Professor Raina MacIntyre, Professor Nick Zwar, Dr Anita Heywood, Dr Holly Seale, Dr Mohamud Sheikh, Dr Padmanesan Narasimhan
The potential impact of population mobility, particularly in complex humanitarian emergencies, on health care provision is significant. Research in the School aims to develop understanding of the trends and burden of infectious diseases in complex humanitarian situations and also on refugees and Internally Displaced Persons (IDPs) who resettle in Australia but become marginalised members of the community. The School is engaged in studies on the epidemiology of exotic infectious diseases of refugees and internally displaced persons, immunisation issues and access to diagnostic and therapeutic services upon resettlement. This research aims to inform planning and management of outbreaks of infectious diseases and the development of high level management guidelines to improve access to healthcare services of this cohort.
Health inequity and provision of health care is a challenge identified in migrant communities worldwide. The influence of culture on health service utilisation and health outcome has been well documented. Migrant Australians from culturally and linguistically diverse populations more like to have a passive rather than active role in treatment with under-diagnosis of health problems a concerning issue. Migrants who return to their country of birth to visit friends and relatives (VFR travellers) are at increased risk of infectious diseases compared to other travellers. VFR travellers are a special category of migrants that deserve special attention in disease prevention and travel health. Current research seeks to identify practical opportunities for addressing the higher risks of infectious diseases through quantifying the burden of travel-associated disease in VFR travellers and identifying current practices and barriers to healthcare utilisation and areas of concern within health practitioners and community members. For proceedings of a national stakeholder workshop on migrant and refugee health see: creimmunisation.com.au/sites/default/files/newsevents/events/Proceedings_CREMigrantRefugeeWorkshop.pdf.
Professor Raina MacIntyre, Dr Bette Liu, A/Prof Tony Newall
The School has strengthened its focus on aged care research with the establishment in 2011 of the Hammond Chair of Positive Ageing and Care, in partnership with the Hammond Care group. Together with other key staff from the SPHCM, the nucleus for a new focus on aged care research within the School has been generated. The aged care research partnership between the SPHCM and Hammond Care has already delivered approximately $1.6 million dollars of funding from various Commonwealth government grants and other funding bodies. The School is involved in a number of research projects with frail older adults undertaken in hospital and aged care facility settings. Specific projects include investigating the burden of respiratory infections in older adults; investigating specific aspects of adult immunisation practices, beliefs regarding adult immunisation in hospitals and aged care facilities involving healthcare workers, inpatients and residents and long term immunity following vaccination in older adults.
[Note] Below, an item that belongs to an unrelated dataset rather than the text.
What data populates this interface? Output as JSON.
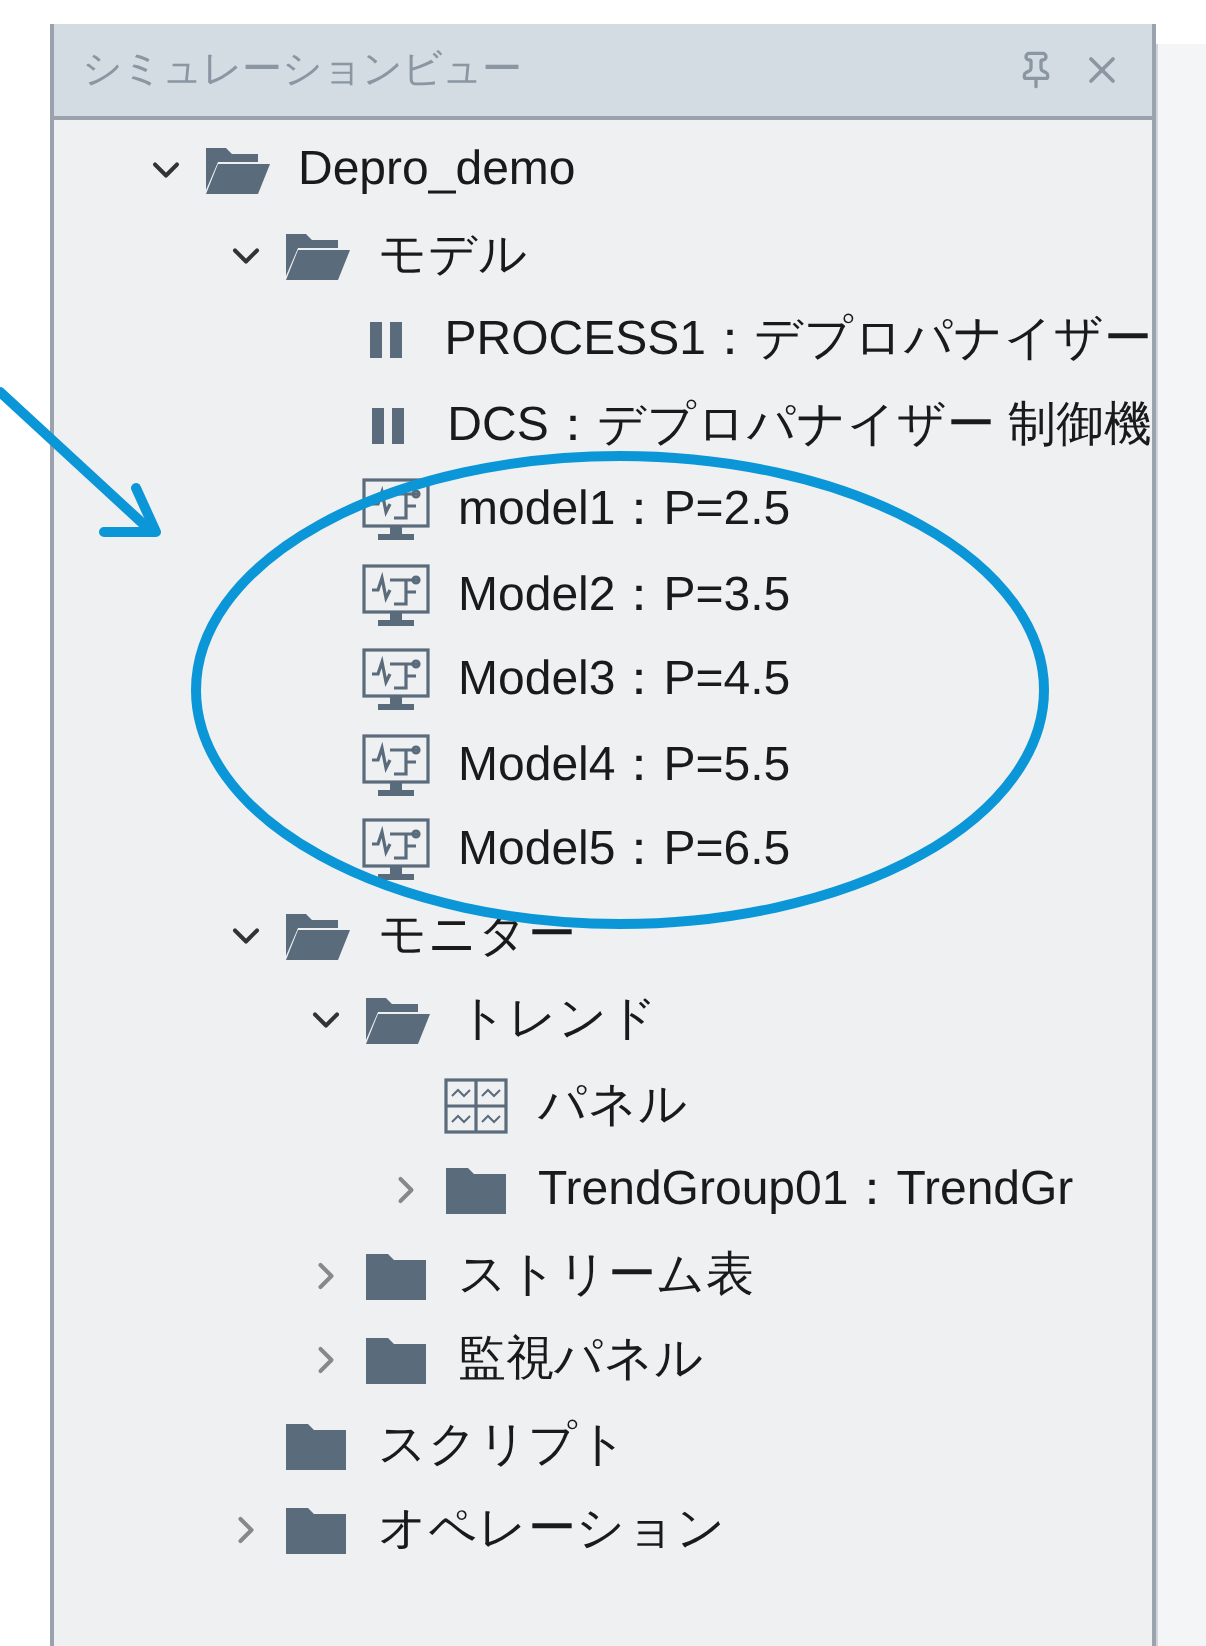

We also have an interest in equity and ethical aspects of vaccination in the elderly - see dx.doi.org/10.4236/health.2013.512A011.
International HIV Group
Professor Heather Worth, Dr Angela Kelly, Dr Patrick Rawstorne
Under the leadership of Professor Heather Worth and the International HIV Research Group, the School also has a large number of collaborative research projects in Asia and the Pacific. Specific projects include a large-scale qualitative project understanding sex work and HIV risk in a number of Pacific countries; A study of the Fiji Crimes Decree 2009, which further criminalized sex work in Fiji and led to the detainment and ill-treatment of sex workers in that country; a longitudinal study of HIV, pregnancy and parenthood and other HIV research in PNG; HIV risk on the border of PNG and Indonesia in collaboration with the PNG National AIDS Council and the Papua Provincial AIDS Council; a study of older gay Chinese men in collaboration with Tsinghua University. See: International HIV Research Group.